Watching the daytime talk show queen helped Ochoa Adams put a name to what happened to her as a child. But she was still searching for something more. Ochoa Adams was baptized Catholic but attended a small-town Baptist church growing up. When she reverted to Catholicism at age thirty-three in order to marry her second husband, Ochoa Adams was convinced that Catholics had all of the answers to life’s toughest questions. But she quickly learned that becoming Catholic didn’t mean she could just erase her bad choices and difficult past. And just when she thought she was getting her life together, her son, Anthony, died by suicide.
God, therapy, and caring priests helped her face her pain and heal her brokenness. She wants you to see yourself in her mistakes, learn from them, and realize along with her that even when we’ve put our trust in God—even if it’s begrudgingly—we still have to do the tough work to become the person God wants us to be.

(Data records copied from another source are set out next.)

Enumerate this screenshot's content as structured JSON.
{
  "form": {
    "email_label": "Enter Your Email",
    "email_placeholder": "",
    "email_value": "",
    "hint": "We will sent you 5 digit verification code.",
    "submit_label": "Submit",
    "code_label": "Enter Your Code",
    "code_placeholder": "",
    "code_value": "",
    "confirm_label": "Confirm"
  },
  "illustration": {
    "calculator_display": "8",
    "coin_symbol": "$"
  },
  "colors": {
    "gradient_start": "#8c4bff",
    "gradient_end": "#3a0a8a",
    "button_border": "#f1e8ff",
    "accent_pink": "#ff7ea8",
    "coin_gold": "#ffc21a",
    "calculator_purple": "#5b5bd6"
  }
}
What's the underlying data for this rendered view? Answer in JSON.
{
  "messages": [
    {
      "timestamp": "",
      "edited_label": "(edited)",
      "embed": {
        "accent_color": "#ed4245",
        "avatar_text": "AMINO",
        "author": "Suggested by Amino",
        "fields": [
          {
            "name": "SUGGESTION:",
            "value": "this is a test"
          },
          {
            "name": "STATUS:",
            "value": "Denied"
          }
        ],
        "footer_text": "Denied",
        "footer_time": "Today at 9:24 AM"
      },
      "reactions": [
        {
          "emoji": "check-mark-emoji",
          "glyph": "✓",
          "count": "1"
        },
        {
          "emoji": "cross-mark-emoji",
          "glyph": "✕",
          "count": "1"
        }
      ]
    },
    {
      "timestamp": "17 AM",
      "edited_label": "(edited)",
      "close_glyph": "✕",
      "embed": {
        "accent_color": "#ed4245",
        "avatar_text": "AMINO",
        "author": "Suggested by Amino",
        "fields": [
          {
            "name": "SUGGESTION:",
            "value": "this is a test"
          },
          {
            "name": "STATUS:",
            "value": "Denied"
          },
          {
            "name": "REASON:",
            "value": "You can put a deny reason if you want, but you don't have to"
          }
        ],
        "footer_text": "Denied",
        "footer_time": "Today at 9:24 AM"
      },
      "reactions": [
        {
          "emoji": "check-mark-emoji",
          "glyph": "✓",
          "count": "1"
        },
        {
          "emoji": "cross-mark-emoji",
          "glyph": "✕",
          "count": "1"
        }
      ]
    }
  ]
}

“I still make mistakes,” she says, “but I’m trying not to live as a hot mess even when things around me are messy.”
When ordering from Ave Maria Press directly use code ADAMS20 for 20% discount.
Featured Book for November 2023
by Kaitlin B. Curtice
“Readers will find abundant wisdom in this accessible guide.”–Publishers Weekly
In an era in which “resistance” has become tokenized, popular Indigenous author Kaitlin Curtice reclaims it as a basic human calling. Resistance is for every human who longs to see their neighbors’ holistic flourishing. We each have a role to play in the world right where we are, and our everyday acts of resistance hold us all together.
Curtice shows that we can learn to practice embodied ways of belonging and connection to ourselves and one another through everyday practices, such as getting more in touch with our bodies, resting, and remembering our ancestors. She explores four “realms of resistance”–the personal, the communal, the ancestral, and the integral–and shows how these realms overlap and why all are needed for our liberation. Readers will be empowered to seek wholeness in whatever spheres of influence they inhabit.
Featured Book for December 2023
by Steven Charleston
From the moment European settlers reached these shores, the American apocalypse began. But Native Americans did not vanish. Apocalypse did not fully destroy them, and it doesn’t have to destroy us.
Pandemics and war, social turmoil and corrupt governments, natural disasters and environmental collapse–it’s hard not to watch the signs of the times and feel afraid. But we can journey through that fear to find hope. With the warnings of a prophet and the lively voice of a storyteller, Choctaw elder and author of Ladder to the Light Steven Charleston speaks to all who sense apocalyptic dread rising around and within.
You’d be hard pressed to find an apocalypse more total than the one Native America has confronted for more than four hundred years. Yet Charleston’s ancestors are a case study in the liberating and hopeful survival of a spiritual community. How did Indigenous communities achieve the miracle of their own survival and live to tell the tale? What strategies did America’s Indigenous people rely on that may help us to endure an apocalypse–or perhaps even prevent one from happening?
Charleston points to four Indigenous prophets who helped their people learn strategies for surviving catastrophe: Ganiodaiio of the Seneca, Tenskwatawa of the Shawnee, Smohalla of the Wanapams, and Wovoka of the Paiute. Through gestures such as turning the culture upside down, finding a fixed place on which to stand, listening to what the earth is saying, and dancing a ghostly vision into being, these prophets helped their people survive. Charleston looks, too, at the Hopi people of the American Southwest, whose sacred stories tell them they were created for a purpose. These ancestors’ words reach across centuries to help us live through apocalypse today with courage and dignity.